[Start of section]
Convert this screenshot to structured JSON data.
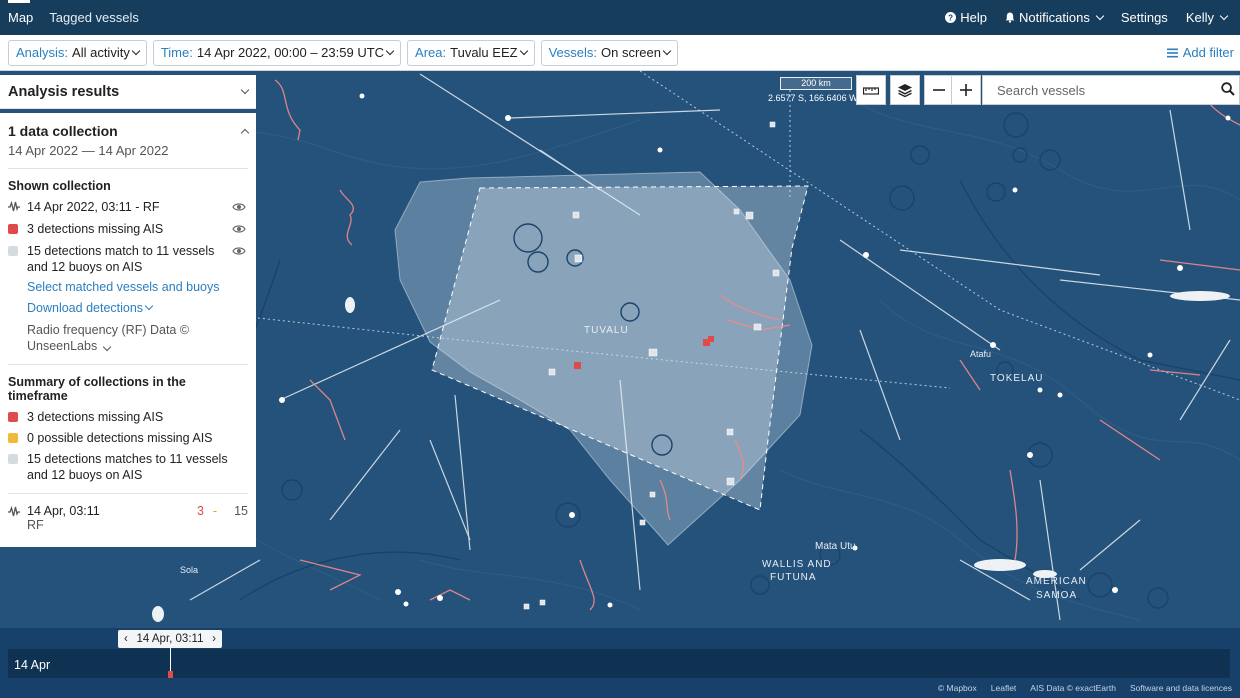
{
  "nav": {
    "tabs": [
      {
        "label": "Map"
      },
      {
        "label": "Tagged vessels"
      }
    ],
    "help": "Help",
    "notifications": "Notifications",
    "settings": "Settings",
    "user": "Kelly"
  },
  "filters": {
    "analysis": {
      "key": "Analysis:",
      "value": "All activity"
    },
    "time": {
      "key": "Time:",
      "value": "14 Apr 2022, 00:00 – 23:59 UTC"
    },
    "area": {
      "key": "Area:",
      "value": "Tuvalu EEZ"
    },
    "vessels": {
      "key": "Vessels:",
      "value": "On screen"
    },
    "add": "Add filter"
  },
  "map": {
    "scale": "200 km",
    "coords": "2.6577 S, 166.6406 W",
    "search_placeholder": "Search vessels",
    "labels": [
      "TUVALU",
      "Atafu",
      "TOKELAU",
      "Mata Utu",
      "WALLIS AND",
      "FUTUNA",
      "SAMOA",
      "AMERICAN",
      "SAMOA",
      "Sola"
    ],
    "colors": {
      "ocean": "#24527a",
      "aoi": "#c7d8e6",
      "detection": "#e04a4a",
      "track": "#f08a8a",
      "vessel": "#ffffff"
    }
  },
  "panel": {
    "title": "Analysis results",
    "collection_title": "1 data collection",
    "collection_range": "14 Apr 2022 — 14 Apr 2022",
    "shown_label": "Shown collection",
    "rf_item": "14 Apr 2022, 03:11 - RF",
    "missing": "3 detections missing AIS",
    "matched": "15 detections match to 11 vessels and 12 buoys on AIS",
    "select_link": "Select matched vessels and buoys",
    "download": "Download detections",
    "source_1": "Radio frequency (RF) Data ©",
    "source_2": "UnseenLabs",
    "summary_label": "Summary of collections in the timeframe",
    "summary": [
      {
        "text": "3 detections missing AIS",
        "color": "#e04a4a"
      },
      {
        "text": "0 possible detections missing AIS",
        "color": "#f0b93a"
      },
      {
        "text": "15 detections matches to 11 vessels and 12 buoys on AIS",
        "color": "#d6dbe0"
      }
    ],
    "row": {
      "label": "14 Apr, 03:11",
      "type": "RF",
      "missing": "3",
      "sep": "-",
      "matched": "15"
    }
  },
  "timeline": {
    "current": "14 Apr, 03:11",
    "date": "14 Apr",
    "credits": [
      "© Mapbox",
      "Leaflet",
      "AIS Data © exactEarth",
      "Software and data licences"
    ]
  }
}
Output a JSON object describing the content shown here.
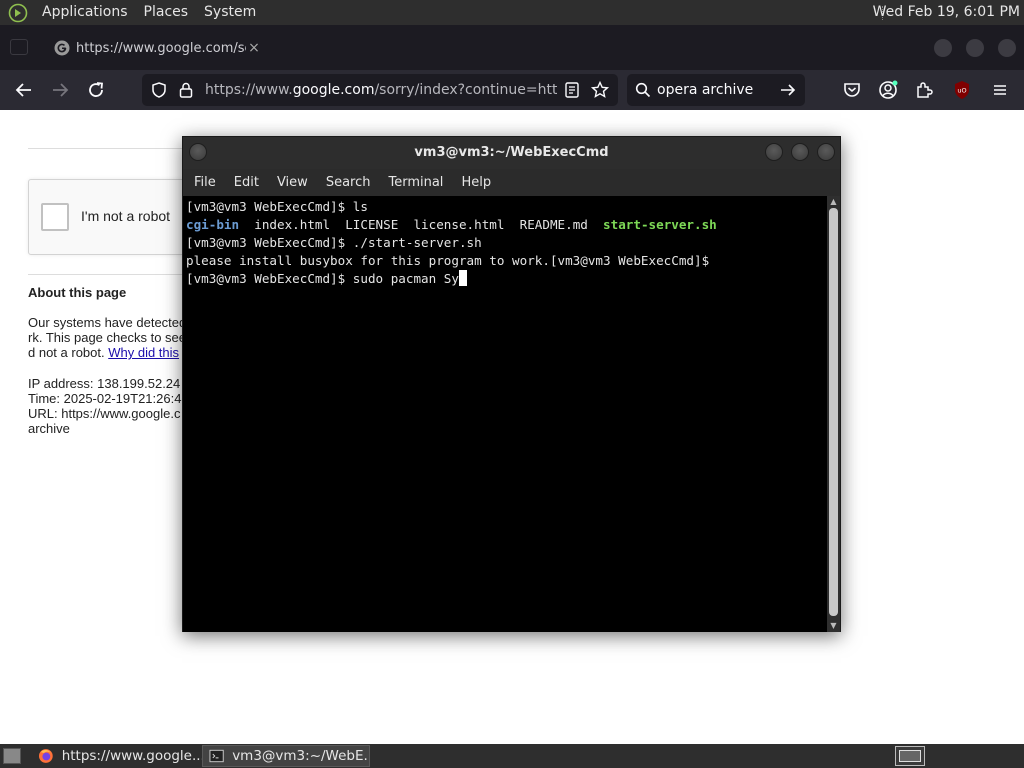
{
  "desktop": {
    "menus": [
      "Applications",
      "Places",
      "System"
    ],
    "clock": "Wed Feb 19,  6:01 PM"
  },
  "browser": {
    "tab_title": "https://www.google.com/se",
    "tab_close": "×",
    "url_prefix": "https://www.",
    "url_domain": "google.com",
    "url_suffix": "/sorry/index?continue=https://v",
    "search_text": "opera archive"
  },
  "page": {
    "captcha_label": "I'm not a robot",
    "about_title": "About this page",
    "about_line1": "Our systems have detected",
    "about_line2": "rk. This page checks to see",
    "about_line3": "d not a robot. ",
    "about_link": "Why did this",
    "ip_line": "IP address: 138.199.52.24",
    "time_line": "Time: 2025-02-19T21:26:4",
    "url_line": "URL: https://www.google.c",
    "url_line2": "archive"
  },
  "terminal": {
    "title": "vm3@vm3:~/WebExecCmd",
    "menu": [
      "File",
      "Edit",
      "View",
      "Search",
      "Terminal",
      "Help"
    ],
    "prompt1": "[vm3@vm3 WebExecCmd]$ ls",
    "ls_dir": "cgi-bin",
    "ls_files": "  index.html  LICENSE  license.html  README.md  ",
    "ls_exe": "start-server.sh",
    "prompt2": "[vm3@vm3 WebExecCmd]$ ./start-server.sh",
    "output1": "please install busybox for this program to work.[vm3@vm3 WebExecCmd]$",
    "prompt3": "[vm3@vm3 WebExecCmd]$ sudo pacman Sy"
  },
  "taskbar": {
    "task1": "https://www.google...",
    "task2": "vm3@vm3:~/WebE..."
  },
  "colors": {
    "panel": "#2e2e2e",
    "browser_chrome": "#2b2a33",
    "terminal_bg": "#000000",
    "dir_color": "#6b9bd2",
    "exe_color": "#7ed957"
  }
}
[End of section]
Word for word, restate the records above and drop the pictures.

Convert this screenshot to structured JSON data.
{
  "nav": {
    "tabs": [
      {
        "label": "Map"
      },
      {
        "label": "Tagged vessels"
      }
    ],
    "help": "Help",
    "notifications": "Notifications",
    "settings": "Settings",
    "user": "Kelly"
  },
  "filters": {
    "analysis": {
      "key": "Analysis:",
      "value": "All activity"
    },
    "time": {
      "key": "Time:",
      "value": "14 Apr 2022, 00:00 – 23:59 UTC"
    },
    "area": {
      "key": "Area:",
      "value": "Tuvalu EEZ"
    },
    "vessels": {
      "key": "Vessels:",
      "value": "On screen"
    },
    "add": "Add filter"
  },
  "map": {
    "scale": "200 km",
    "coords": "2.6577 S, 166.6406 W",
    "search_placeholder": "Search vessels",
    "labels": [
      "TUVALU",
      "Atafu",
      "TOKELAU",
      "Mata Utu",
      "WALLIS AND",
      "FUTUNA",
      "SAMOA",
      "AMERICAN",
      "SAMOA",
      "Sola"
    ],
    "colors": {
      "ocean": "#24527a",
      "aoi": "#c7d8e6",
      "detection": "#e04a4a",
      "track": "#f08a8a",
      "vessel": "#ffffff"
    }
  },
  "panel": {
    "title": "Analysis results",
    "collection_title": "1 data collection",
    "collection_range": "14 Apr 2022 — 14 Apr 2022",
    "shown_label": "Shown collection",
    "rf_item": "14 Apr 2022, 03:11 - RF",
    "missing": "3 detections missing AIS",
    "matched": "15 detections match to 11 vessels and 12 buoys on AIS",
    "select_link": "Select matched vessels and buoys",
    "download": "Download detections",
    "source_1": "Radio frequency (RF) Data ©",
    "source_2": "UnseenLabs",
    "summary_label": "Summary of collections in the timeframe",
    "summary": [
      {
        "text": "3 detections missing AIS",
        "color": "#e04a4a"
      },
      {
        "text": "0 possible detections missing AIS",
        "color": "#f0b93a"
      },
      {
        "text": "15 detections matches to 11 vessels and 12 buoys on AIS",
        "color": "#d6dbe0"
      }
    ],
    "row": {
      "label": "14 Apr, 03:11",
      "type": "RF",
      "missing": "3",
      "sep": "-",
      "matched": "15"
    }
  },
  "timeline": {
    "current": "14 Apr, 03:11",
    "date": "14 Apr",
    "credits": [
      "© Mapbox",
      "Leaflet",
      "AIS Data © exactEarth",
      "Software and data licences"
    ]
  }
}
Output a JSON object describing the content shown here.
{
  "desktop": {
    "menus": [
      "Applications",
      "Places",
      "System"
    ],
    "clock": "Wed Feb 19,  6:01 PM"
  },
  "browser": {
    "tab_title": "https://www.google.com/se",
    "tab_close": "×",
    "url_prefix": "https://www.",
    "url_domain": "google.com",
    "url_suffix": "/sorry/index?continue=https://v",
    "search_text": "opera archive"
  },
  "page": {
    "captcha_label": "I'm not a robot",
    "about_title": "About this page",
    "about_line1": "Our systems have detected",
    "about_line2": "rk. This page checks to see",
    "about_line3": "d not a robot. ",
    "about_link": "Why did this",
    "ip_line": "IP address: 138.199.52.24",
    "time_line": "Time: 2025-02-19T21:26:4",
    "url_line": "URL: https://www.google.c",
    "url_line2": "archive"
  },
  "terminal": {
    "title": "vm3@vm3:~/WebExecCmd",
    "menu": [
      "File",
      "Edit",
      "View",
      "Search",
      "Terminal",
      "Help"
    ],
    "prompt1": "[vm3@vm3 WebExecCmd]$ ls",
    "ls_dir": "cgi-bin",
    "ls_files": "  index.html  LICENSE  license.html  README.md  ",
    "ls_exe": "start-server.sh",
    "prompt2": "[vm3@vm3 WebExecCmd]$ ./start-server.sh",
    "output1": "please install busybox for this program to work.[vm3@vm3 WebExecCmd]$",
    "prompt3": "[vm3@vm3 WebExecCmd]$ sudo pacman Sy"
  },
  "taskbar": {
    "task1": "https://www.google...",
    "task2": "vm3@vm3:~/WebE..."
  },
  "colors": {
    "panel": "#2e2e2e",
    "browser_chrome": "#2b2a33",
    "terminal_bg": "#000000",
    "dir_color": "#6b9bd2",
    "exe_color": "#7ed957"
  }
}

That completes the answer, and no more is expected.